BEIJING —Attackers armed with Molotov cocktails and explosives stormed a police station in China’s restive Muslim province of Xinjiang on Monday, killing and wounding several police officers, taking hostages and setting the building on fire, according to a local official and a report from the state-run news agency Xinhua.
Several attackers and some hostages were killed when police converged on the besieged police station, in the crowded “grand bazaar” area in the city of Hotan, and several bystanders in a nearby commercial building were also injured, according to the spokeswoman, Hou Hanmin of the Xinjiang information department.
“A member of the armed police, a security personnel and two hostages were killed during the ordeal,” according to the Xinhua report, citing unnamed sources with China’s Public Security Ministry. The report said, “The police quickly converged on the scene and shot a number of rioters while freeing six hostages.”
The precise number of attackers and the number of casualties were not immediately clear
“The thugs began to throw the Molotov cocktails as they rushed into the first floor of the police station, and then they raided the second floor,” said Hou. “The hostages as far as I know are all ordinary people who were doing business in the police station.”
“It’s an organized terrorist attack,” Hou said. She said some of the attackers were still alive, and their identities were “unclear.”
Hou said the authorities would provide more information after the surviving attackers are questioned and the investigation is complete.
Witnesses interviewed by telephone said at nighttime, all the roads leading to Hotan’s grand bazaar remained closed by security forces, and the streets were mostly empty.
This evening, the Chinese government’s censors began blocking the words “Xinjiang,” “Hotan” and “riot” from the search engines of the most popular microblogging sites.
The attack marks one of the most serious eruptions of violence since July 2009 when rioting between Muslim Uighurs and ethnic Han Chinese left nearly 200 people dead and many shops and other businesses burned. Two dozen people were executed for the rioting, and hundreds remain missing, presumably detained, according to human rights groups.
Violent attacks like the one on the police station are rare in China, but not unheard of. Previous incidents in Xinjiang have mostly involved roadside bombs or assailants detonating vehicle-born devices near police patrols. In August last year, a bomb carried aboard a three-wheeled vehicle exploded in a crowd in Aksu city in Xinjiang, killing seven people and wounding at least a dozen others.

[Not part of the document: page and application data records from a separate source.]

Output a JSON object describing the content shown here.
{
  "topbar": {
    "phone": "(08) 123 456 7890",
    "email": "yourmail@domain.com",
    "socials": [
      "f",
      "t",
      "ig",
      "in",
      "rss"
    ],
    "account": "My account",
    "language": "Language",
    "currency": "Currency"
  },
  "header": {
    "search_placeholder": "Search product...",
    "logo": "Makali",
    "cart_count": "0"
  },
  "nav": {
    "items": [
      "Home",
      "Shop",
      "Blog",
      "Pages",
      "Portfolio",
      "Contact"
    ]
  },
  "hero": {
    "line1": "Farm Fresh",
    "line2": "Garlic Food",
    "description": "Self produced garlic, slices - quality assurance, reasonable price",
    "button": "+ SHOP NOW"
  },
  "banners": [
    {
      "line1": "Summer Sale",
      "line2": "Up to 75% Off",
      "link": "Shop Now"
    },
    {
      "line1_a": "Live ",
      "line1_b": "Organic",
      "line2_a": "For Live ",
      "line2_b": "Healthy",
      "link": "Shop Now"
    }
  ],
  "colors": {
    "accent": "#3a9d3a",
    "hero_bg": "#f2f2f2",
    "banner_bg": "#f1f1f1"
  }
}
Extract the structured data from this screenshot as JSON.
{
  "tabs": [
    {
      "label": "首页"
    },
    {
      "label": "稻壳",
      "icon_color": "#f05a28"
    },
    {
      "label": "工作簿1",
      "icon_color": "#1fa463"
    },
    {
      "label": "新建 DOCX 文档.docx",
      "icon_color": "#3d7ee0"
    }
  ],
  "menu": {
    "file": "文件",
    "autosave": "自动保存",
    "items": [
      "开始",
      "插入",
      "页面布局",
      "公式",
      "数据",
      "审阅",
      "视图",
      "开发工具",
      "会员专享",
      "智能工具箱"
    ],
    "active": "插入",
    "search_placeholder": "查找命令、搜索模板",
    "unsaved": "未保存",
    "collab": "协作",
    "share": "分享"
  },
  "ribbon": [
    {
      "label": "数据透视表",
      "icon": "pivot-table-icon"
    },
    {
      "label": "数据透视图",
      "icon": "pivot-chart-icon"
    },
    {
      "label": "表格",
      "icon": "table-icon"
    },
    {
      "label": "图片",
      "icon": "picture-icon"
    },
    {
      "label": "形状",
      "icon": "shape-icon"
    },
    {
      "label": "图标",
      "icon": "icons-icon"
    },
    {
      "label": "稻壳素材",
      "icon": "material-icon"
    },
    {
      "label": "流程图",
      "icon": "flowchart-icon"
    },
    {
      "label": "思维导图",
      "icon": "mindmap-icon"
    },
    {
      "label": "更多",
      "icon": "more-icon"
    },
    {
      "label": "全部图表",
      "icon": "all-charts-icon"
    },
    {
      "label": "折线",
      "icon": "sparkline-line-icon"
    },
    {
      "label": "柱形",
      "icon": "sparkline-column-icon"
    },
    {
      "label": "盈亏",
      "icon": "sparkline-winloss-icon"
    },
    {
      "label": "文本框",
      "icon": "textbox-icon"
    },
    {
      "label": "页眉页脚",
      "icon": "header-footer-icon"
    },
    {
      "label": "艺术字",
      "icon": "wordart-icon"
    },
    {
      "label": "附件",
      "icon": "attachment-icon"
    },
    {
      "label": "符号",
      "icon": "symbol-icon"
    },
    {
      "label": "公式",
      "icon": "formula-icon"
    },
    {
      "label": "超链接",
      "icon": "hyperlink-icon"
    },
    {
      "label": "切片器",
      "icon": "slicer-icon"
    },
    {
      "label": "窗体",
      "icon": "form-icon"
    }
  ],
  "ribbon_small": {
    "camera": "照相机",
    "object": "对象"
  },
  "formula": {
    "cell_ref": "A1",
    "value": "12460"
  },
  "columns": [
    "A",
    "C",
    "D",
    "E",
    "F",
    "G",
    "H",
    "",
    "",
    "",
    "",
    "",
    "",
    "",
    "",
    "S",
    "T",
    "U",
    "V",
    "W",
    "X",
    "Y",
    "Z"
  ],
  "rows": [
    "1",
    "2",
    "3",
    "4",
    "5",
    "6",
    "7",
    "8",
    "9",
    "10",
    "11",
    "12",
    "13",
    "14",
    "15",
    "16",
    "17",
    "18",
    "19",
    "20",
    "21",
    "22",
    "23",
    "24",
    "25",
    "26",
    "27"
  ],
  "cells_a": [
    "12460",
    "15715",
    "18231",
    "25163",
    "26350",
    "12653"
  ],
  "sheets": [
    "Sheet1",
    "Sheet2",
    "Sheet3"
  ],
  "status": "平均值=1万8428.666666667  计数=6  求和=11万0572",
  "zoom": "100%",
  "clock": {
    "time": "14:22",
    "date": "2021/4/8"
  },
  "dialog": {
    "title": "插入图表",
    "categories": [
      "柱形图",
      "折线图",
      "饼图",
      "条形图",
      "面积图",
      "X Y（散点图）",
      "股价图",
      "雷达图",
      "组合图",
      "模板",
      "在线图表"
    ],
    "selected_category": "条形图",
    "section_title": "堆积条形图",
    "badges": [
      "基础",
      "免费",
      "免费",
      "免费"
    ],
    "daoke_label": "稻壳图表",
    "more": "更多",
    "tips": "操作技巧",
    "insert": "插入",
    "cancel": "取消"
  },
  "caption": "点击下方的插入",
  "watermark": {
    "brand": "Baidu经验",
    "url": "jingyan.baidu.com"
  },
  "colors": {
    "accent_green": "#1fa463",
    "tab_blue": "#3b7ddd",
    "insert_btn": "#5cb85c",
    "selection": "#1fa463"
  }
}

The 2009 riots prompted a massive security crackdown in the nominally autonomous province, particularly in July, the anniversary of the unrest. Turkic-speaking Uighurs are upset at Chinese migration into what they consider their traditional Muslim homeland, but where Muslims are now outnumbered by Han Chinese.
The Beijing authorities have blamed the previous unrest on “terrorists” seeking the independence of the Xinjiang region from China. They have specifically pointed to the outlawed East Turkistan Islamic Movement (ETIM), which officials have called the principle terrorist threat facing China.
The ETIM has been blamed for several attacks in 2008, including one in Kashgar against border policemen that killed 17 people at the start of the Beijing Summer Olympics.
Xinjiang’s new governor, Zhang Chunxian, appointed in April of last year, took a different tack from his hardline predecessor, emphasizing the need to improve the economy of the province and provide jobs for the Uighur population.
To interact more with the public, Zhang became the highest level Chinese official to set up his own Twitter-like microblogging account, and earlier this month he appeared in photographs in state-run newspapers, tie-less and in shirtsleeves, sauntering through a popular outdoor food market in the provincial capital, Urumqi, eating kebabs with with local residents.
Hou, the spokesman, said the government had taken steps recently that have improved the economic situation in Hotan, and that the attackers were trying to sow fear. “There’s no problem in the relationship between Uighurs and Han Chinese,” she said. “This is anti-government and anti-regime behavior.”
One academic expert, Li Wei, director of the anti-terrorism research center at a Beijing think tank, said the government had made improvements in Xinjiang and the number of terrorist attacks should decrease. But he said groups, mostly with outside links, still wanted to affect stability in Xinjiang, and chose to attack now because of the symbolism of July and the 2009 riots.
Washington Post researchers Zhang Jie and Liu Liu in Beijing contributed to this report.